Legislation places limits during the caretaker period, before local government elections, on making major policy decisions.
This ensures that there are no significant policy decisions made near the end of a council term that bind future elected councils.
The caretaker period starts on the day when the Electoral Commission of Queensland publishes a public notice about holding the election (normally some time in February).
Cr Belot said there may only be one other council meeting before the authority goes into caretaker mode.
Mayor Bill Ludwig responded to Cr Belot’s question before seeking direction from acting CEO Brett Bacon.
“I think we laid it on the table because the only areas where we could have alternate access are all on private land and the majority was owned by Iwasaki Sangyo Company,” Cr Ludwig said.
Cr Ludwig said Livingstone had previously done work to identify a possible alternate access and prepare a design concept.
“But it required the support of the owner (of the land) and at that juncture of time that support wasn’t forthcoming and we also didn’t have a budget.”
On Tuesday the mayor further explained why finding an alternate northern access to the existing Bangalee one was not an easy thing to do.
“There’s no public road that takes us anywhere further north - it’s all owned by Iwasaki Sangyo Company.
“So I think it’s a little bit premature to have a (public) consultation until you’ve got an option (to take to the community).”
Cr Belot responded by saying those would be things councillors could debate when dealing with his motion, possibly at its meeting in a fortnight.

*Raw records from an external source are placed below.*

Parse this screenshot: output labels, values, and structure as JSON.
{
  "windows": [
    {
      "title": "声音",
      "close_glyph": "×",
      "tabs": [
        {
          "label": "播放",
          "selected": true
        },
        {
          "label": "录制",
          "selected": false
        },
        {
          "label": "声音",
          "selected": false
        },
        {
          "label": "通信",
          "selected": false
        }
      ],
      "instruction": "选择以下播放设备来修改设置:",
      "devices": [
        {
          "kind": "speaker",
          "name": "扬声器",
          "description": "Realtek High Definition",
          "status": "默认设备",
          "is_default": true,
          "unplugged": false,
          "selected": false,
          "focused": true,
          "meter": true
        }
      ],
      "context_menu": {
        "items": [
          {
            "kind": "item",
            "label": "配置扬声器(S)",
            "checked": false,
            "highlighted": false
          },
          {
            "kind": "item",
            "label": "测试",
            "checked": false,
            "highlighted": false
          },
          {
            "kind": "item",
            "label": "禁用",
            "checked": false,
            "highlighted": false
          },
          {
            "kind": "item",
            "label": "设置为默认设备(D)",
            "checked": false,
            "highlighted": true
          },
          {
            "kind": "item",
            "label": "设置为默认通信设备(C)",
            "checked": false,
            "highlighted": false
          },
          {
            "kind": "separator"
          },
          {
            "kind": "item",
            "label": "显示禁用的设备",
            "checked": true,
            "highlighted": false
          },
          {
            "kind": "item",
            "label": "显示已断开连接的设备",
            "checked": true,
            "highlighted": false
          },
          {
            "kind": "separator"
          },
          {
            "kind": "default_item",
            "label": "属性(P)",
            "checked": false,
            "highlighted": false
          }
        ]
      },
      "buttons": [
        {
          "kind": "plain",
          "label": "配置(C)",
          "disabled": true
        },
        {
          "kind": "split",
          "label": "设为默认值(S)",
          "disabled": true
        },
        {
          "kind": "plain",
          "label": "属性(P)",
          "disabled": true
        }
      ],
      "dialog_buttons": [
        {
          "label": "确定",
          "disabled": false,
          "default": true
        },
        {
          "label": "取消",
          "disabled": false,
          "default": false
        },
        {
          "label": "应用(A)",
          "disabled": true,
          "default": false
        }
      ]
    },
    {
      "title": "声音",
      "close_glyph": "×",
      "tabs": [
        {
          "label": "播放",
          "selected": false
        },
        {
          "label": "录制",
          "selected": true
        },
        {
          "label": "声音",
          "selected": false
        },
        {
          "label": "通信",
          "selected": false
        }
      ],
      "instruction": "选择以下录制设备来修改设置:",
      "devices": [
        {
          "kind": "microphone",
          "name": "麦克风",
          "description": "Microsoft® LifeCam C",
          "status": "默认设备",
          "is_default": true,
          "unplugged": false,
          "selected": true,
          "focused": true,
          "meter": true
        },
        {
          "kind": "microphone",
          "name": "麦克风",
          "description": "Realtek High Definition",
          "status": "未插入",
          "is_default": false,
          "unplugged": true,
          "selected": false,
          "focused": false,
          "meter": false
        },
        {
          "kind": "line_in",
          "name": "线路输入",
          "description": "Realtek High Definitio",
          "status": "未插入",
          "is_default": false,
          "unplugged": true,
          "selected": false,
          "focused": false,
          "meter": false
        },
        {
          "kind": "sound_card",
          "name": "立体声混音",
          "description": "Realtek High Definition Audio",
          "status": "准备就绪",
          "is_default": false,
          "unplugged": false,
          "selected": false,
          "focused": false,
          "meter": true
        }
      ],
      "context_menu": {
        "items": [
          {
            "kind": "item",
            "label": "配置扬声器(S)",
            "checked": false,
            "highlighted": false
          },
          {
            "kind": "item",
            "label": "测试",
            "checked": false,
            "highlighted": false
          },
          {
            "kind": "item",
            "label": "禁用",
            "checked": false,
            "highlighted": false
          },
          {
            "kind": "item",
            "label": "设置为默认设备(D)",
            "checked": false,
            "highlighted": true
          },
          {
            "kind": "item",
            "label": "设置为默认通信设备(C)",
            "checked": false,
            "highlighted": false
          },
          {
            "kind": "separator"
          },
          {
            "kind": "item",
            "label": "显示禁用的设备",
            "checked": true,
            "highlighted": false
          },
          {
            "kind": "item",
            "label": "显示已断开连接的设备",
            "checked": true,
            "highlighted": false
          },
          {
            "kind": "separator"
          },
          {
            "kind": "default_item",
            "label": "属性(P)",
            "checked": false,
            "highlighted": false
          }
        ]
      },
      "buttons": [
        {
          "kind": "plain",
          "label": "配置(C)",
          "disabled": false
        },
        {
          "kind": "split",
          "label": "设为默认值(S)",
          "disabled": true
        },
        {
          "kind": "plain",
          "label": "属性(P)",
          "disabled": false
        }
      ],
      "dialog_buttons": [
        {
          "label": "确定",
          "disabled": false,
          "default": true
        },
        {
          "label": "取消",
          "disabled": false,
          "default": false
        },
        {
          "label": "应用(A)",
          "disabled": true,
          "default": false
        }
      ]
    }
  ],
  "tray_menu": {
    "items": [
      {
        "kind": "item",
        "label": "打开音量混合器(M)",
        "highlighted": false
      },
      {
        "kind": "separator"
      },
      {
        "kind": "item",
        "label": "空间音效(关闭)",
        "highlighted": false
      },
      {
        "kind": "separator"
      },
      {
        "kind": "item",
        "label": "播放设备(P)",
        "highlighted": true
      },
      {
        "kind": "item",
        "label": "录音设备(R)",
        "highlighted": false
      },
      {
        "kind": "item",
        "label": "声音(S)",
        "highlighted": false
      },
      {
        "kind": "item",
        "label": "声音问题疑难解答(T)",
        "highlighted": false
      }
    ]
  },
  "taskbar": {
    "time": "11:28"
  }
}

When asked if that could happen, Mr Bacon said: “I can’t see why not.”